PROBLEM REQUIREMENTS: Nothing but the lines holding the string "legend" should appear in the answer. Copy them from the entries.

++++ SOURCE DATA ++++

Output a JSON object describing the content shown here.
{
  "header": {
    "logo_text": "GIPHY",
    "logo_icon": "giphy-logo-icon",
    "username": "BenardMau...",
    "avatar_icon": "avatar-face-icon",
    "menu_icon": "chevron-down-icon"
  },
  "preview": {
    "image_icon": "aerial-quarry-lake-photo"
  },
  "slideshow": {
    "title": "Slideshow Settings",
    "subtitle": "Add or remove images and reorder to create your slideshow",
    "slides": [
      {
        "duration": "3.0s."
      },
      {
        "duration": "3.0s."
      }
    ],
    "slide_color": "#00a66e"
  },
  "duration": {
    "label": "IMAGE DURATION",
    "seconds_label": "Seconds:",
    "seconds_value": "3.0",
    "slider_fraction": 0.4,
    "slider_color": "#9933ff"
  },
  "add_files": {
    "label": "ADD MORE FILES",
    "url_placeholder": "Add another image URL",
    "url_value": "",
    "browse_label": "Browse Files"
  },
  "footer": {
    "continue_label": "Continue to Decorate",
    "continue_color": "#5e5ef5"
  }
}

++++
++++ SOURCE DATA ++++

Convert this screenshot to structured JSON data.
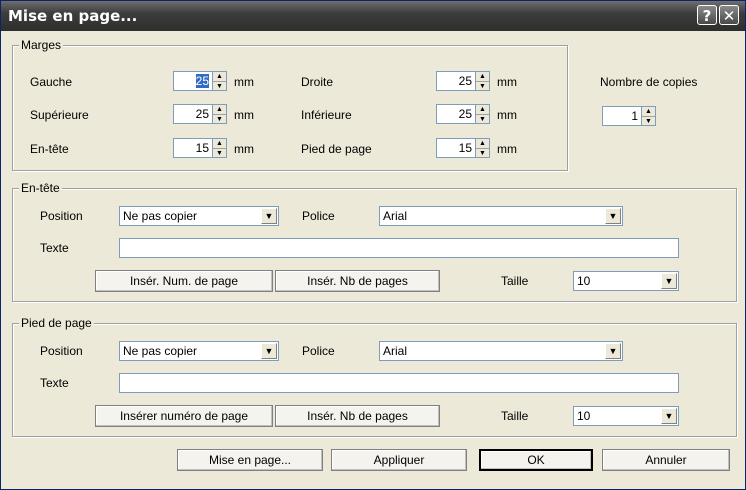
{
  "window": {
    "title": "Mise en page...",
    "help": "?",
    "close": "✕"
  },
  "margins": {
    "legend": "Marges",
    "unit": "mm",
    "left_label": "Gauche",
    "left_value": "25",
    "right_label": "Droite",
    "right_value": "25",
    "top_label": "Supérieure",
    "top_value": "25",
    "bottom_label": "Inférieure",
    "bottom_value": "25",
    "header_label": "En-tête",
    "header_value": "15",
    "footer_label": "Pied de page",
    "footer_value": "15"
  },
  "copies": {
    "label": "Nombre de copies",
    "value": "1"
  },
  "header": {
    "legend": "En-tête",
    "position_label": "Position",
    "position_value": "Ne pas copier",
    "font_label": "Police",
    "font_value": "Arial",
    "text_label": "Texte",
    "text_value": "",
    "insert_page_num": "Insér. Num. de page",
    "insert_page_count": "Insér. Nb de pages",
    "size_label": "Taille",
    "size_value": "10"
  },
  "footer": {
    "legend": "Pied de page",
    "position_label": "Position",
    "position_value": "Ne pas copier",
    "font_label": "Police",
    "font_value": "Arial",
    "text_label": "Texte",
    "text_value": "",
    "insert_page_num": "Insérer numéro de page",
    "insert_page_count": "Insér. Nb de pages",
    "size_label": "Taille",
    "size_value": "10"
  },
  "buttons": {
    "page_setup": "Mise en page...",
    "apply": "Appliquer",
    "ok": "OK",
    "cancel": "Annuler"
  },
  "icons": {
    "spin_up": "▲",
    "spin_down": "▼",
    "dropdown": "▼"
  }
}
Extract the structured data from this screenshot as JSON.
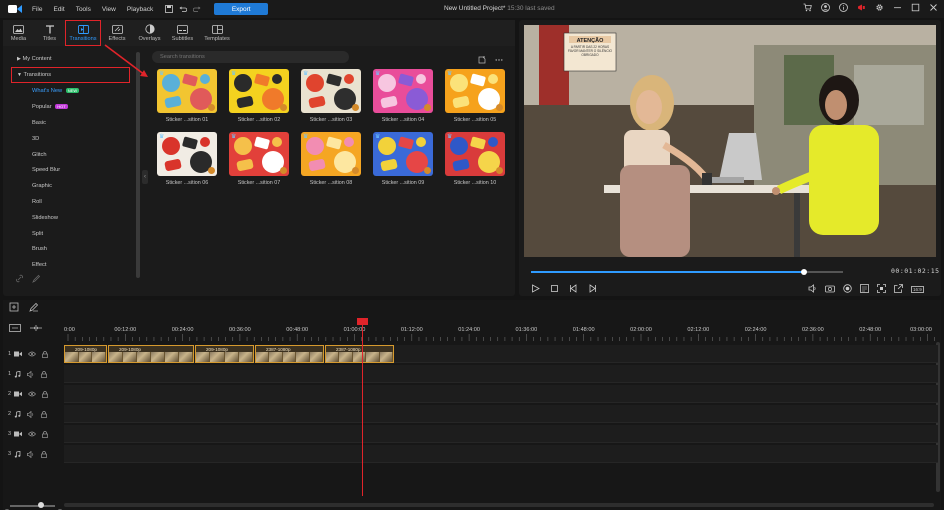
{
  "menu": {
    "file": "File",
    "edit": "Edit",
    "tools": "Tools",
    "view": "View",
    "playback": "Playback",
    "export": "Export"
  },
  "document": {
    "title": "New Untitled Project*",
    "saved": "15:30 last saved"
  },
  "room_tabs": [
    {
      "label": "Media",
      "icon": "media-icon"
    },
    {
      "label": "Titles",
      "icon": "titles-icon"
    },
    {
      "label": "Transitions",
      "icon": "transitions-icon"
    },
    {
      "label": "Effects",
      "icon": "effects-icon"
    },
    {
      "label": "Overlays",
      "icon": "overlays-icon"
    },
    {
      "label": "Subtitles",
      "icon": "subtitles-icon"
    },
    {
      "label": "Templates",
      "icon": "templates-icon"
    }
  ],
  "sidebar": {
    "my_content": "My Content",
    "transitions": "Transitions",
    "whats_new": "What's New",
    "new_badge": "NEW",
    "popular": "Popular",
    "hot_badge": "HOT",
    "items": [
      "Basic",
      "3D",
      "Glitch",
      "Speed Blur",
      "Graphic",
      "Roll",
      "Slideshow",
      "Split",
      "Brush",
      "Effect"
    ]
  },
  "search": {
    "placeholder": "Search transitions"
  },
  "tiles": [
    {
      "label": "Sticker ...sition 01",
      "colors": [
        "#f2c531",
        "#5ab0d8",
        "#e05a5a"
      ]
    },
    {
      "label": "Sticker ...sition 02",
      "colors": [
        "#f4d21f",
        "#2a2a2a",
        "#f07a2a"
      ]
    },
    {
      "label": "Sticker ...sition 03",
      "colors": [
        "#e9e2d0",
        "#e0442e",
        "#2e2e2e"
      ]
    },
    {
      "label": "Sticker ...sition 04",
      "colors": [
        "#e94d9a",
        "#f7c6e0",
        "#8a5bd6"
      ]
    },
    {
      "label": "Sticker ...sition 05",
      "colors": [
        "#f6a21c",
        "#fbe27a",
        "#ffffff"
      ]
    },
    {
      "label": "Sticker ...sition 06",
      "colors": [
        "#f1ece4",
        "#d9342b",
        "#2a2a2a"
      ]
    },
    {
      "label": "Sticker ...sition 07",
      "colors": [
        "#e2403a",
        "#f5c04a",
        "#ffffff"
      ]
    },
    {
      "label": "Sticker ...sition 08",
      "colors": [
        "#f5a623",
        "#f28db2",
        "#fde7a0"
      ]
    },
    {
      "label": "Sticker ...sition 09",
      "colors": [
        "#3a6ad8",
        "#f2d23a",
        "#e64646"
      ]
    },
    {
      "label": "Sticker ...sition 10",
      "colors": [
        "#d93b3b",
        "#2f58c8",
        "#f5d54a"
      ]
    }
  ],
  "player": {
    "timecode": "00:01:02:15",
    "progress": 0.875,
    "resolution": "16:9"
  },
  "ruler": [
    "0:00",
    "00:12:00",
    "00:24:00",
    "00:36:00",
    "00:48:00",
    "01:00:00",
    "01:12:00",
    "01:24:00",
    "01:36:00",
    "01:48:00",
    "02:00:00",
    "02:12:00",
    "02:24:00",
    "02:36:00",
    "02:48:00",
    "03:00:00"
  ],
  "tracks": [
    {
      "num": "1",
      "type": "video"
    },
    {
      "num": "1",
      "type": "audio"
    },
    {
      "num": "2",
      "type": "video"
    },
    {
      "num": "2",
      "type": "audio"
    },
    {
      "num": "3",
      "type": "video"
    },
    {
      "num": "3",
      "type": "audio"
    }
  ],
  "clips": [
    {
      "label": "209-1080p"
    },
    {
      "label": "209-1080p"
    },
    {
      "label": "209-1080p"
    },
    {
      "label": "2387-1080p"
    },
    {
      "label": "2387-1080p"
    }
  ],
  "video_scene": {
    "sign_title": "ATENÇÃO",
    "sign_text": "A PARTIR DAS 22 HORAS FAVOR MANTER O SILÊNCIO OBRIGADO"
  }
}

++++

ANSWER TO THIS TASK:
    "legend": "Marges",
    "legend": "En-tête",
    "legend": "Pied de page",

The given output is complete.